▼

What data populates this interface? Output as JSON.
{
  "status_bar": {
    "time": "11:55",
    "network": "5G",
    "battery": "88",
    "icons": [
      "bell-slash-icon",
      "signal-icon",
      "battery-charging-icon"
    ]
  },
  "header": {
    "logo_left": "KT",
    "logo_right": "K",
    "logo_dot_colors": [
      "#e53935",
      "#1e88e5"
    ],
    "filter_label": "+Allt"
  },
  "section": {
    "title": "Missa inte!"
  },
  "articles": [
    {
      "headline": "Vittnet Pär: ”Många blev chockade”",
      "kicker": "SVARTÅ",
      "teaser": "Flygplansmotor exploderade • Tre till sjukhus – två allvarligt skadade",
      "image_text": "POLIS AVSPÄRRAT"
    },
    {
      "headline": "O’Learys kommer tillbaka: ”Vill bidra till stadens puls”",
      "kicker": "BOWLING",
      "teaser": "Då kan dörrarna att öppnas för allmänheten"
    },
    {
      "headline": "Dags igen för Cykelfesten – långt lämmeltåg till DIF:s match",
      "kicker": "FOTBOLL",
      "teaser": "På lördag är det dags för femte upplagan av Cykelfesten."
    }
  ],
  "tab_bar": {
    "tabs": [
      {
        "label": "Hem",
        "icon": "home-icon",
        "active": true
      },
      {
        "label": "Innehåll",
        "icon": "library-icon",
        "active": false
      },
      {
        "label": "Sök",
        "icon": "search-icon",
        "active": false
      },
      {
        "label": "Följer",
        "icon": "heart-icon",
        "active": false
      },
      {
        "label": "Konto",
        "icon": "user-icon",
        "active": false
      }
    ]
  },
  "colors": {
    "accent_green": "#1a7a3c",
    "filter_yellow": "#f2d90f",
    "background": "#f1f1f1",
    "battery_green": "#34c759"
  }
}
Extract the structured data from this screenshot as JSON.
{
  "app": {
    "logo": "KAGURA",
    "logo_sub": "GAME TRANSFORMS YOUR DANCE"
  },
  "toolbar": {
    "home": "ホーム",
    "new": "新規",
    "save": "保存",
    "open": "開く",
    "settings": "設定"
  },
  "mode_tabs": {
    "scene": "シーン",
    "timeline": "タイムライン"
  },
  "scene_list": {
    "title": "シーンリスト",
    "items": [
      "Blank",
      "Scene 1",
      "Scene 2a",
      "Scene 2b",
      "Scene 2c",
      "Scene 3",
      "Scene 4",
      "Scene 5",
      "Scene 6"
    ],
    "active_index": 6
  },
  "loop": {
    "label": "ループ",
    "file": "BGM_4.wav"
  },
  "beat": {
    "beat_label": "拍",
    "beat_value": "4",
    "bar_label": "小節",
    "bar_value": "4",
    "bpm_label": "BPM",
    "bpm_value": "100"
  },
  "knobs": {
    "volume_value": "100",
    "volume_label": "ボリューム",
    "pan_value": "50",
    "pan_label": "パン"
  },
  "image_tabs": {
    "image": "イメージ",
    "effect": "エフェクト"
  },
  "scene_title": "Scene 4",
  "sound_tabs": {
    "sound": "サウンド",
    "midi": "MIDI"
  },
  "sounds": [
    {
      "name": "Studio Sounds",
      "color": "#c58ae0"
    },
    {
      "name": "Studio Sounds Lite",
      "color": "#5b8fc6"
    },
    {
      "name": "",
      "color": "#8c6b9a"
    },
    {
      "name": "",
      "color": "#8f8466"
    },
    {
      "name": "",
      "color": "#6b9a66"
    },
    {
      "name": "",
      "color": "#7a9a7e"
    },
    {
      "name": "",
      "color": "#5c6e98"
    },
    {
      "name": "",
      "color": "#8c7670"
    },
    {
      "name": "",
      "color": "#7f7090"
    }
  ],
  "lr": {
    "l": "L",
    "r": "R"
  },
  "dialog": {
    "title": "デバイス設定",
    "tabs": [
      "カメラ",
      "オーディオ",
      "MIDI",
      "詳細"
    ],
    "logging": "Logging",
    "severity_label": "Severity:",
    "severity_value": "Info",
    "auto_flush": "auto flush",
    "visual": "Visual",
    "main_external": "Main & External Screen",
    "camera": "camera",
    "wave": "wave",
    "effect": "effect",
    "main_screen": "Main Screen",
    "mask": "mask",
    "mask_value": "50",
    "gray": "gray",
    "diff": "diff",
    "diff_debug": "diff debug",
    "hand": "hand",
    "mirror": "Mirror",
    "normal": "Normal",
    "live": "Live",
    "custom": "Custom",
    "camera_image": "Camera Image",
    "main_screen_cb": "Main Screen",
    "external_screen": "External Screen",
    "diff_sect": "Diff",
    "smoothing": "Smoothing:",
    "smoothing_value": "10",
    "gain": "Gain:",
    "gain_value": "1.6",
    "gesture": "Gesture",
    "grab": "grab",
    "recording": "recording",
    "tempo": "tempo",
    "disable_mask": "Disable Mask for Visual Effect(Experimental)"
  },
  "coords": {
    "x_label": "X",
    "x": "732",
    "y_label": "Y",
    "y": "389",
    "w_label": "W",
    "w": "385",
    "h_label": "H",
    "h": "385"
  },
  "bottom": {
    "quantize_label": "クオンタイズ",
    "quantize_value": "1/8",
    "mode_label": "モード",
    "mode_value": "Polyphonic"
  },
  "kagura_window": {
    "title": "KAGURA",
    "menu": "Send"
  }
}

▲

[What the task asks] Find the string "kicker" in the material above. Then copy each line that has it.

[Your response]
      "kicker": "SVARTÅ",
      "kicker": "BOWLING",
      "kicker": "FOTBOLL",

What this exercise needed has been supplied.